How Coronavirus Is Changing Our View of Luxury Homes
Conventional wisdom says that home sales should have plummeted this summer due to the coronavirus crisis. Sales are off in some places, but the one part of the market that has seemingly been unaffected is the luxury home sector. According to the Albany (NY) Times-Union, luxury home builders have been as busy as ever over the last several months.
Industry experts interviewed by the Times Union say that the coronavirus crisis has actually been a boon for luxury home builders. Those who can afford luxury homes – especially those for whom a new home is a second home – want homes designed to facilitate spending more time in them.
In simple terms, most of us have acquiesced to the idea of spending more time at home for the foreseeable future. To people who buy or build second homes as investments, renting doesn’t seem so appealing anymore. They want homes they can use any time they want. They are building or buying accordingly.
Size Doesn’t Matter As Much
Luxury homes have traditionally been classified by price, explains CityHome Collective. The Salt Lake City real estate broker and interior design firm says a property has to be priced at $1 million or more to be considered a luxury home. As for square footage, that is apparently less important these days. Layout, furnishings, and amenities trump space.

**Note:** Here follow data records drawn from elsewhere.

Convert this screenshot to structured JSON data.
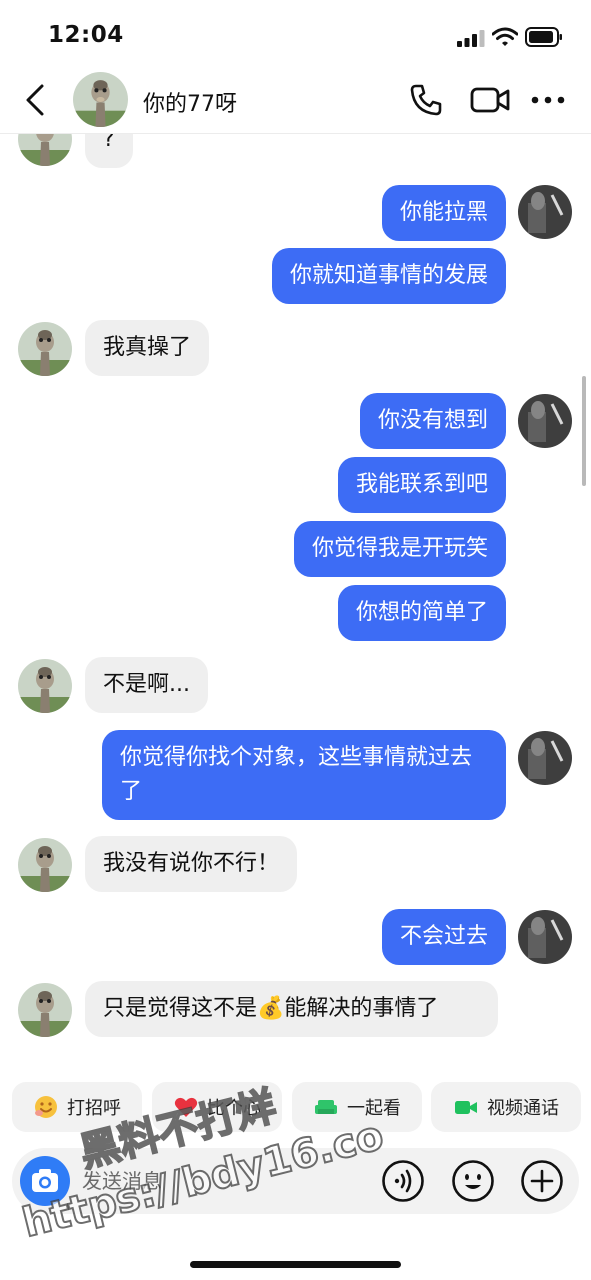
{
  "status_bar": {
    "time": "12:04"
  },
  "header": {
    "contact_name": "你的77呀"
  },
  "messages": [
    {
      "side": "in",
      "text": "?"
    },
    {
      "side": "out",
      "text": "你能拉黑"
    },
    {
      "side": "out",
      "text": "你就知道事情的发展"
    },
    {
      "side": "in",
      "text": "我真操了"
    },
    {
      "side": "out",
      "text": "你没有想到"
    },
    {
      "side": "out",
      "text": "我能联系到吧"
    },
    {
      "side": "out",
      "text": "你觉得我是开玩笑"
    },
    {
      "side": "out",
      "text": "你想的简单了"
    },
    {
      "side": "in",
      "text": "不是啊..."
    },
    {
      "side": "out",
      "text": "你觉得你找个对象，这些事情就过去了"
    },
    {
      "side": "in",
      "text": "我没有说你不行！"
    },
    {
      "side": "out",
      "text": "不会过去"
    },
    {
      "side": "in",
      "text": "只是觉得这不是💰能解决的事情了"
    }
  ],
  "quick_actions": [
    {
      "label": "打招呼",
      "icon": "wave-emoji-icon"
    },
    {
      "label": "比个心",
      "icon": "heart-icon"
    },
    {
      "label": "一起看",
      "icon": "sofa-icon"
    },
    {
      "label": "视频通话",
      "icon": "video-call-icon"
    }
  ],
  "input": {
    "placeholder": "发送消息"
  },
  "watermark": {
    "line1": "黑料不打烊",
    "line2": "https://bdy16.co"
  },
  "colors": {
    "outgoing_bubble": "#3d6cf5",
    "incoming_bubble": "#efefef",
    "camera_button": "#2f7cf6"
  }
}
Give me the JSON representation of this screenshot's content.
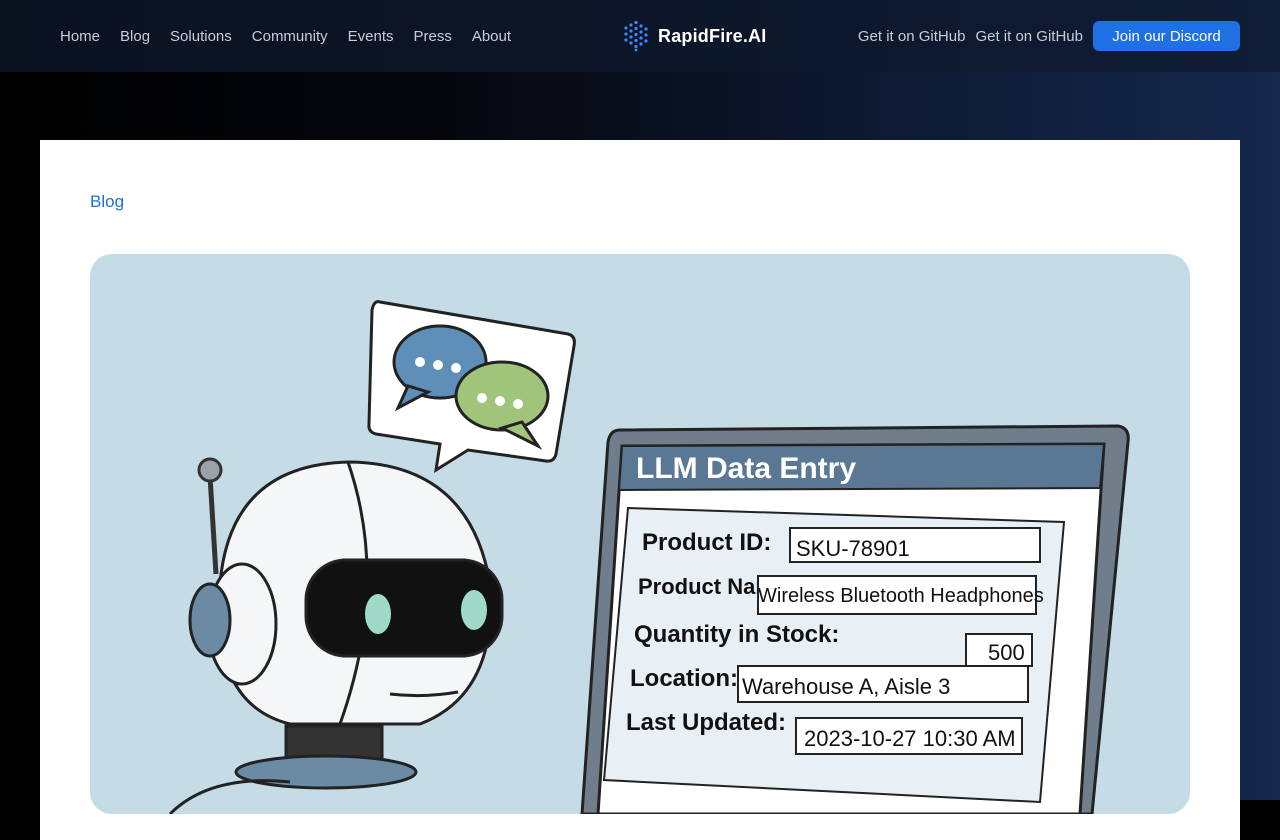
{
  "nav": {
    "links": [
      "Home",
      "Blog",
      "Solutions",
      "Community",
      "Events",
      "Press",
      "About"
    ],
    "logo_text": "RapidFire.AI",
    "github_links": [
      "Get it on GitHub",
      "Get it on GitHub"
    ],
    "discord_button": "Join our Discord"
  },
  "colors": {
    "accent": "#1f6fe5",
    "link": "#1f6fd0",
    "nav_bg": "#0d1628"
  },
  "breadcrumb": "Blog",
  "illustration": {
    "window_title": "LLM Data Entry",
    "fields": [
      {
        "label": "Product ID:",
        "value": "SKU-78901"
      },
      {
        "label": "Product Name:",
        "value": "Wireless Bluetooth Headphones"
      },
      {
        "label": "Quantity in Stock:",
        "value": "500"
      },
      {
        "label": "Location:",
        "value": "Warehouse A, Aisle 3"
      },
      {
        "label": "Last Updated:",
        "value": "2023-10-27 10:30 AM"
      }
    ]
  }
}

The Times Union’s Claire Bryan says one of the things luxury home builders are doing more frequently is embracing wide open floor plans, especially on the first floor. Open floor plans tend to make houses feel bigger than they really are. You get the perception of more space by not cutting up the floor plan with lots of walls and hallways.
Home buyers are apparently in agreement. Open floor plans are as popular as they have ever been. They represent an opportunity for buyers to get homes that feel big without spending money on extra square footage they do not need.
Hand-in-hand with open floor plans are high ceilings. Why? Because they also add to the perception of space. An average size family room with an 8-foot ceiling feels small and closed as compared to a comparably sized family room with a vaulted ceiling that goes to the top of the roof line.
Outdoor Spaces Are Important
Today’s luxury home buyers are also paying more attention to outdoor spaces. Coronavirus is keeping them at home more often, but that doesn’t necessarily mean they want to spend all of their time indoors. They want to be outdoors, enjoying large yards, swimming pools, and custom-designed patios.
Outdoor space has always been a consideration for luxury homes in rural areas. Not so much in the suburbs. The fact that more suburban buyers want larger yards further suggests larger lots and more creative footprints.
Maximizing Usable Space
There are other trends that luxury home buyers are pursuing in the coronavirus era, but when you take them all together you notice one undeniable fact: maximizing usable space seems to be the goal. For example, it is nice to have a formal dining room for entertaining guests. But if it never gets used, it ends up being a museum display more than anything else.
Modern luxury homes are being defined by the amount of usable space and how it is actually used. What used to be the den is now a home theater. What used to be a formal dining room is now a wide open space adjacent to the kitchen capable of accommodating everything from family meals to small parties. It all makes sense if you are staying home more often.